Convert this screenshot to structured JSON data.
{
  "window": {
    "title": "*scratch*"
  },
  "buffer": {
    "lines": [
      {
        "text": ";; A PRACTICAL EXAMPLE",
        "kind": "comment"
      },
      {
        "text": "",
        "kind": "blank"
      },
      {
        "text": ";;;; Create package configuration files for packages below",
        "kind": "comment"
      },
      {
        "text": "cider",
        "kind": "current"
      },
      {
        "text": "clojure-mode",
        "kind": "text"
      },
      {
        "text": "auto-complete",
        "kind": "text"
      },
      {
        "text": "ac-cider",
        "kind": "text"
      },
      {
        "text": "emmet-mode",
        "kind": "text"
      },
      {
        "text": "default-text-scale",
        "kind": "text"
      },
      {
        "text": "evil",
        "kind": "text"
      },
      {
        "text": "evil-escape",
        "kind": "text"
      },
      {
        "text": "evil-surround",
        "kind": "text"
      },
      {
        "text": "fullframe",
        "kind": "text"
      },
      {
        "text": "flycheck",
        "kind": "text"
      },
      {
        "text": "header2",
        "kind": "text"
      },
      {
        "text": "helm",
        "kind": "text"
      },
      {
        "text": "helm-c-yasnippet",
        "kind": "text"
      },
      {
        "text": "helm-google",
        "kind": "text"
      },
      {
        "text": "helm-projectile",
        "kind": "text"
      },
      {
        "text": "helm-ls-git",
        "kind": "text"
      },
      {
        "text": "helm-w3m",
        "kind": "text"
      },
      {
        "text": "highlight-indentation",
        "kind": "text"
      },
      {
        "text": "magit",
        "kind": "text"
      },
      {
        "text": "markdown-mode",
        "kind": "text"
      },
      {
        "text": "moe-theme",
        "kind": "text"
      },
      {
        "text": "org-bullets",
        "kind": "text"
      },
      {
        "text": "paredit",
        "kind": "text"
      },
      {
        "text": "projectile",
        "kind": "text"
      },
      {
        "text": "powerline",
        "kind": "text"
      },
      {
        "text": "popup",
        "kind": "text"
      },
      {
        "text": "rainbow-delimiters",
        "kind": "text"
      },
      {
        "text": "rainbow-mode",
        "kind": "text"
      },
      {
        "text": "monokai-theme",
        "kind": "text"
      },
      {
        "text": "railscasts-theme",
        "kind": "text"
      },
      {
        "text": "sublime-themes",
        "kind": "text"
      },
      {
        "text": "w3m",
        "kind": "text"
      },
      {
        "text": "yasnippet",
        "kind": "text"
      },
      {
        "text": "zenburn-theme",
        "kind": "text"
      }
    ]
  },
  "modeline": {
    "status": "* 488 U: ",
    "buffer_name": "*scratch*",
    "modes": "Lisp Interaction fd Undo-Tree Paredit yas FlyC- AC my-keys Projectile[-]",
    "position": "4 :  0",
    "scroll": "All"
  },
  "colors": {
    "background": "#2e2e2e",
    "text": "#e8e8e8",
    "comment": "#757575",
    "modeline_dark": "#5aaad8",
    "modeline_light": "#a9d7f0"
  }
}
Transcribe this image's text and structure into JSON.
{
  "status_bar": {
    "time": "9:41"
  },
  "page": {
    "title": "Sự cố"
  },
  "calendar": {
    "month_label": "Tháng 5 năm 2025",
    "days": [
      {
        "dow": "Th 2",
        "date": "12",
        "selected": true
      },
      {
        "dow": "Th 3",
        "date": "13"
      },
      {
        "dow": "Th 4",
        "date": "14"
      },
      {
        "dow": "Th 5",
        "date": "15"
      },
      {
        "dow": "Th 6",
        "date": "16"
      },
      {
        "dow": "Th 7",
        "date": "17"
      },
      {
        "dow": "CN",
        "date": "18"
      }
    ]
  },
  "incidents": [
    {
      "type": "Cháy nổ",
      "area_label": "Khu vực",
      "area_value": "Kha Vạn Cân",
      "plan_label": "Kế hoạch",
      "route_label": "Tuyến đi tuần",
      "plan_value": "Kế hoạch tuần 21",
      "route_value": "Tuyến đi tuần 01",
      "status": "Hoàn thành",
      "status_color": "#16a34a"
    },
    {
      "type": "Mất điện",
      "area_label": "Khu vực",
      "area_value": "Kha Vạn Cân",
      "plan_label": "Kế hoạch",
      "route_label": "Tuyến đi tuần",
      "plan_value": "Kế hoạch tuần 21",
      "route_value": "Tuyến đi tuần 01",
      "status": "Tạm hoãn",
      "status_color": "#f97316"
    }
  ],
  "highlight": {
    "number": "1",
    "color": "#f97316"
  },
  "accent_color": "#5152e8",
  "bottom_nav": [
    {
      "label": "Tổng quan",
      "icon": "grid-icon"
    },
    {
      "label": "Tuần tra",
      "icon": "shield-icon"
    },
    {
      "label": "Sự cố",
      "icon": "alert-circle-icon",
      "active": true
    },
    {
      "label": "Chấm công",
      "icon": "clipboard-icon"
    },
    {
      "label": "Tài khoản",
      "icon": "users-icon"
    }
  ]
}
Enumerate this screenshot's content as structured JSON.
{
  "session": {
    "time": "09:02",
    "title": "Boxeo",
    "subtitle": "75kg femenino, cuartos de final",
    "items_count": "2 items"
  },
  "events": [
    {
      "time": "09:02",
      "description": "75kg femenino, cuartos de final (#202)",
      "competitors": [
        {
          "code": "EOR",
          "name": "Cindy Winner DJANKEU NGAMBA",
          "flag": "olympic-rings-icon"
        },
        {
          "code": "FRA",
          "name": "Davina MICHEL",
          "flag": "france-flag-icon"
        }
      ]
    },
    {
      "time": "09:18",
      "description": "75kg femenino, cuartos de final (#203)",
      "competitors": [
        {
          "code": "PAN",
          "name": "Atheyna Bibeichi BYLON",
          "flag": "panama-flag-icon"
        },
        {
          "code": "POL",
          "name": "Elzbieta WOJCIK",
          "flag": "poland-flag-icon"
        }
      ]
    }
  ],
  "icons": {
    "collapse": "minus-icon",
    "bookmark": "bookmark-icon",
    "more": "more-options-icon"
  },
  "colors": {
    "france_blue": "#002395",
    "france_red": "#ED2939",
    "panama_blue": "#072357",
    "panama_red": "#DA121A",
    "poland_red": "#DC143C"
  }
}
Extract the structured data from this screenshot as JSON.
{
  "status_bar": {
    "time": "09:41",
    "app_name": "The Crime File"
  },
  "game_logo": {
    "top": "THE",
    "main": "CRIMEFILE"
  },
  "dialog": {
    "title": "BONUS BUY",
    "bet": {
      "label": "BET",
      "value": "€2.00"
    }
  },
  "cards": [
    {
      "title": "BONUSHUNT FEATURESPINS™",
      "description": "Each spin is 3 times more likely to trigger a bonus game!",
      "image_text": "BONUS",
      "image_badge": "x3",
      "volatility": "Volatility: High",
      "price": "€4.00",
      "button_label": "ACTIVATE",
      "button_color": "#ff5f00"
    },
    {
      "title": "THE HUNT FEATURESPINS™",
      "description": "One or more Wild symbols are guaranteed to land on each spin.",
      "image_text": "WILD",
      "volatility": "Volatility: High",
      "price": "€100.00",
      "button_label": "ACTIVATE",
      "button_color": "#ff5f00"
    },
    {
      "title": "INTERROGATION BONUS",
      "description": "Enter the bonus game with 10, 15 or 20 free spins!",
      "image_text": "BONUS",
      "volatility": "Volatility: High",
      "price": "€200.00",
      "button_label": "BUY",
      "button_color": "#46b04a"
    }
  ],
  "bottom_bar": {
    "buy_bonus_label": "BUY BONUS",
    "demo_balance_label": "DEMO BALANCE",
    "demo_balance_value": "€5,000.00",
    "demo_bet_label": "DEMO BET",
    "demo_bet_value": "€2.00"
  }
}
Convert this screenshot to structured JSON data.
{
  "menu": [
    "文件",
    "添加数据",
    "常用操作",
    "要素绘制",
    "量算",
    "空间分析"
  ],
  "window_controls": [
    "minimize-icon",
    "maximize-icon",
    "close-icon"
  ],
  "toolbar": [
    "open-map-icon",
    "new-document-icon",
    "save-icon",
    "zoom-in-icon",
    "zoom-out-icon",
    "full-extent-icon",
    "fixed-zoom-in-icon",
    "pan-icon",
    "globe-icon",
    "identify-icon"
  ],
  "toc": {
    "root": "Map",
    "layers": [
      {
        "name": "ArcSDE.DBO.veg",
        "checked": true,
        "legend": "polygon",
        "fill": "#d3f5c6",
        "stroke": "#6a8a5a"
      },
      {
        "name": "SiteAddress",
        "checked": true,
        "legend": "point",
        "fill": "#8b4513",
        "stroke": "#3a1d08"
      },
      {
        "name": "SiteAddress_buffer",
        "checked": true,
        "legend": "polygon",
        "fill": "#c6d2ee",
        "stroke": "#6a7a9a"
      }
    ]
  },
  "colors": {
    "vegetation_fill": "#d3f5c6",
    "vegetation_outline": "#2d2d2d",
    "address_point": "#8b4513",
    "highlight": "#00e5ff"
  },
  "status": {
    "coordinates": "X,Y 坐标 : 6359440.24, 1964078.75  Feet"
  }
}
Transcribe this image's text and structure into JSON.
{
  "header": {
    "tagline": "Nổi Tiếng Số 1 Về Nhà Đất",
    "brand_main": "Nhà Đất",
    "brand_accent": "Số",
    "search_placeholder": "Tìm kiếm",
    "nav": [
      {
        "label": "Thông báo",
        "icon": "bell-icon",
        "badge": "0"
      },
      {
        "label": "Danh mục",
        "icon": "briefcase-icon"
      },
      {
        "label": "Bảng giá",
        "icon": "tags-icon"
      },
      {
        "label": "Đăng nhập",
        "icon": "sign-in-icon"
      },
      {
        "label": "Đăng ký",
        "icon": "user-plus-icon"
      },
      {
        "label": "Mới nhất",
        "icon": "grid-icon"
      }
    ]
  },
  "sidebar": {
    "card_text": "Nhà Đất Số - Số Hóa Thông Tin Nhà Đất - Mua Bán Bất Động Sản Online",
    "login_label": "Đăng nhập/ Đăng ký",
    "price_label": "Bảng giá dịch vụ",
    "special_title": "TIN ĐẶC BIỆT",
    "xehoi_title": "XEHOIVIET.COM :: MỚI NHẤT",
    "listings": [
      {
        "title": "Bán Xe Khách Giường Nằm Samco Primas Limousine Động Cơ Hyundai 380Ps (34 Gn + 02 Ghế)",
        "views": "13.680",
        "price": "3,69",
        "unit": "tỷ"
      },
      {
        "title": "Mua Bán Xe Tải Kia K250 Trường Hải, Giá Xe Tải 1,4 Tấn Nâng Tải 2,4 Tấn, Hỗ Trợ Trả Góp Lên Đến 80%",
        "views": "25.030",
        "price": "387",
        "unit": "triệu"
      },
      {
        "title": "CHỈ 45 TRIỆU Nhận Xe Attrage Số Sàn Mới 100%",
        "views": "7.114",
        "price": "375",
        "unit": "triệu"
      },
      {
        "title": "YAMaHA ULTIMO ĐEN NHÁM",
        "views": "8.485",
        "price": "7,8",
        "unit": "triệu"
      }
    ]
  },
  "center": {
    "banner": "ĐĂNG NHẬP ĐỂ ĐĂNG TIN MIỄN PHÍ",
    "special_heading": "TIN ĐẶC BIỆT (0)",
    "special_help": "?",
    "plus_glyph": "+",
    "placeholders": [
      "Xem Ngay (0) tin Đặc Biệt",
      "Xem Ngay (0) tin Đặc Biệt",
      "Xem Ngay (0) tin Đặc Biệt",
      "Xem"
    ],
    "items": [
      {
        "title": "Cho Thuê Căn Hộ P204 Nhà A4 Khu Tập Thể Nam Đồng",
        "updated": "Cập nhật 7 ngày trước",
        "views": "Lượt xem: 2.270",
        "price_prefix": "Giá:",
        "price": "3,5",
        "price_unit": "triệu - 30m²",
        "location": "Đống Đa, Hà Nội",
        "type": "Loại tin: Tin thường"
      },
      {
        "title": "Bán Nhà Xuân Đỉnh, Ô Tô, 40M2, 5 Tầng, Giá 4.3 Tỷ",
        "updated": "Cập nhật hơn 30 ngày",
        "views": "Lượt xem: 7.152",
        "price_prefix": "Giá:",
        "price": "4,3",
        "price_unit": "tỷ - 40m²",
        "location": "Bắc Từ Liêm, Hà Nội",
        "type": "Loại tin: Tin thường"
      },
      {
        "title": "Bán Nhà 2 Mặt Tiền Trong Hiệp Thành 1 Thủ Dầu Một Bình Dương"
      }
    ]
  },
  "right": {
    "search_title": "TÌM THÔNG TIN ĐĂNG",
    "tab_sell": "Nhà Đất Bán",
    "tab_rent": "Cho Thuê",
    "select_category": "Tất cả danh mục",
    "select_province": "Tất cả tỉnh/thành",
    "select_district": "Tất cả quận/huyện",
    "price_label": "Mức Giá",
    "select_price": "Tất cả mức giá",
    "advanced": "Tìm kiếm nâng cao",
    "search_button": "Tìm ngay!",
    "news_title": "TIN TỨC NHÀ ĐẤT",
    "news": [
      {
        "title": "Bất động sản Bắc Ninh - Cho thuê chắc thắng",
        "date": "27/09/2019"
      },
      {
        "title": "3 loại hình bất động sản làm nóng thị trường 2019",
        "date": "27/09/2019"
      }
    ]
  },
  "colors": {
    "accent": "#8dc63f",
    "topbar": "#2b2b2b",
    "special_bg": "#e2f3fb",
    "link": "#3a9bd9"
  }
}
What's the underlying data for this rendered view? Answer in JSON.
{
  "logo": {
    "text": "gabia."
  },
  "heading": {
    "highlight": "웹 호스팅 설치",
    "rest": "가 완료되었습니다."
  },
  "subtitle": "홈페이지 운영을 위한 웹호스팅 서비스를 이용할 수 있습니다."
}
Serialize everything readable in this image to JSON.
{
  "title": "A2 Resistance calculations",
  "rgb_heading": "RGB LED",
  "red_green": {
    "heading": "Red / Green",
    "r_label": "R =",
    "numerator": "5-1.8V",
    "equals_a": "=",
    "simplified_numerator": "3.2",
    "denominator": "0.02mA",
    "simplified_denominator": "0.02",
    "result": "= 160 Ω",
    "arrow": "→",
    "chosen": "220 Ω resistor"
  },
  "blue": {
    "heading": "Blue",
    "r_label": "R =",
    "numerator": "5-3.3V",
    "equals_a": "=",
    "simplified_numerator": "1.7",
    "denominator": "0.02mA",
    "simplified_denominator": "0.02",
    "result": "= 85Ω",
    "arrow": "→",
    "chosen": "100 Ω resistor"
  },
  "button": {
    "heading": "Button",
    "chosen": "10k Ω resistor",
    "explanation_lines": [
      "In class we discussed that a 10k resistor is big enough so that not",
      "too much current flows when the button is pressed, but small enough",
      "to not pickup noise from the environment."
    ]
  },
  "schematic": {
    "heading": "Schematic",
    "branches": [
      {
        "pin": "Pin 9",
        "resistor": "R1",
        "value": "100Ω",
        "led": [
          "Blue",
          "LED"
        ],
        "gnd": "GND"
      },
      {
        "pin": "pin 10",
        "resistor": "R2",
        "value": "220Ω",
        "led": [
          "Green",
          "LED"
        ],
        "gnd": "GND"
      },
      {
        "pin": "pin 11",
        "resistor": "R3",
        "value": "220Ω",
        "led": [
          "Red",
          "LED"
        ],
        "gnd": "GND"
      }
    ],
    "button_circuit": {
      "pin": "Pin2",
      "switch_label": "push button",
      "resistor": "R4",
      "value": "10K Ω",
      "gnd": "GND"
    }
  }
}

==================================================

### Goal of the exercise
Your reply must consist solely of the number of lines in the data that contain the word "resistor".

### Written answer
8